May 23, 2013 11:40 AM

A move which will give back the power on transport decisions to the people in the towns and cities affected instead of allowing them to be made centrally at Shire Hall has been welcomed by Cambridgeshire Liberal Democrats.

They said the decision was good news for the travelling public after the county's Joint Area Traffic Management Committees were reinstated yesterday (Tuesday, May 21) by Cambridgeshire County Council.

The committees, which give local councillors the opportunities to discuss and decide on transport issues in their areas, were axed when the Tories ruled Cambridgeshire County Council.

But following the recent election when Tories lost overall control of the council, the joint committees are to be reinstated for those areas which want them.

The move has been welcomed by Lib Dems Ian Manning and Amanda Taylor (pictured) who share the group's portfolio for resources.

Cllr Taylor, who spoke at the beginning of the debate, said: "This decision is good news for Cambridge and for the travelling public.

"In Cambridge, we have had a situation where crucial decisions on transport and traffic management have been left to Conservative councillors from the villages of the county. They are unfamiliar with our roads and traffic patterns, but worse still, the centralisation of decision-making has been holding up decisions. For example, the parking review in the south of Cambridge has been in limbo for the past six months.

"Now those decisions can be made by the councillors who have been elected to represent the people and understand the issues and there will be more opportunities for the pubic to contribute."

Cllr Manning added: "I am delighted that we will be able to reinstate the joint committees. Transport issues affect everyone in a town or city and it is so important to get them right; but we cannot do that unless people have good local knowledge.

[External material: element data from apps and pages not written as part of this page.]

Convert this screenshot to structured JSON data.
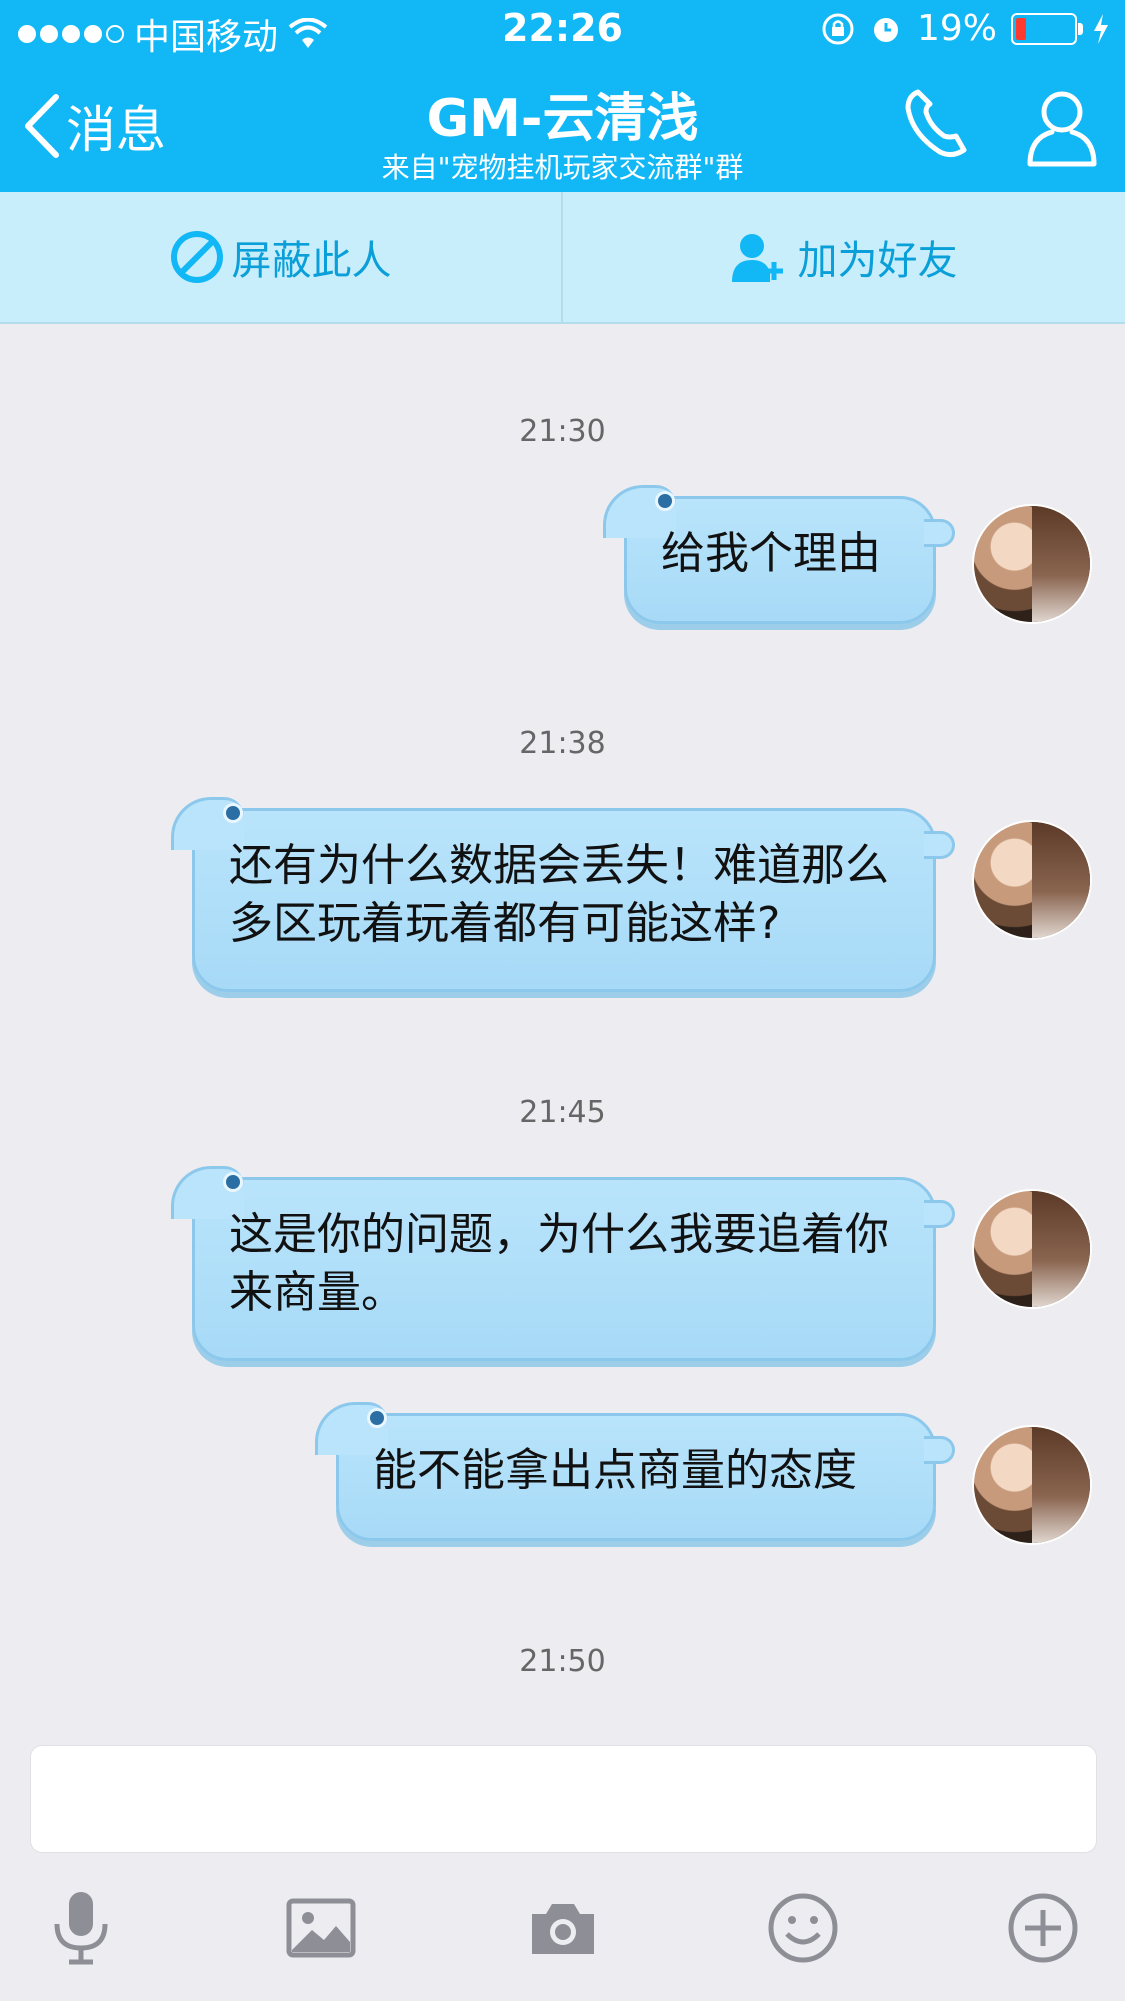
{
  "status_bar": {
    "carrier": "中国移动",
    "time": "22:26",
    "battery": "19%"
  },
  "nav": {
    "back_label": "消息",
    "title": "GM-云清浅",
    "subtitle": "来自\"宠物挂机玩家交流群\"群"
  },
  "actions": {
    "block_label": "屏蔽此人",
    "add_friend_label": "加为好友"
  },
  "messages": [
    {
      "time": "21:30",
      "text": "给我个理由"
    },
    {
      "time": "21:38",
      "text": "还有为什么数据会丢失！难道那么多区玩着玩着都有可能这样?"
    },
    {
      "time": "21:45",
      "text": "这是你的问题，为什么我要追着你来商量。"
    },
    {
      "text": "能不能拿出点商量的态度"
    },
    {
      "time": "21:50"
    }
  ],
  "colors": {
    "header": "#12b7f5",
    "action_bar": "#c8eefc",
    "bubble": "#a9dbf8",
    "background": "#ececf1"
  },
  "toolbar_icons": [
    "microphone-icon",
    "image-icon",
    "camera-icon",
    "emoji-icon",
    "plus-icon"
  ]
}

"The single most important reason for this change is that decisions affecting local people should be made in front of those local people, in public."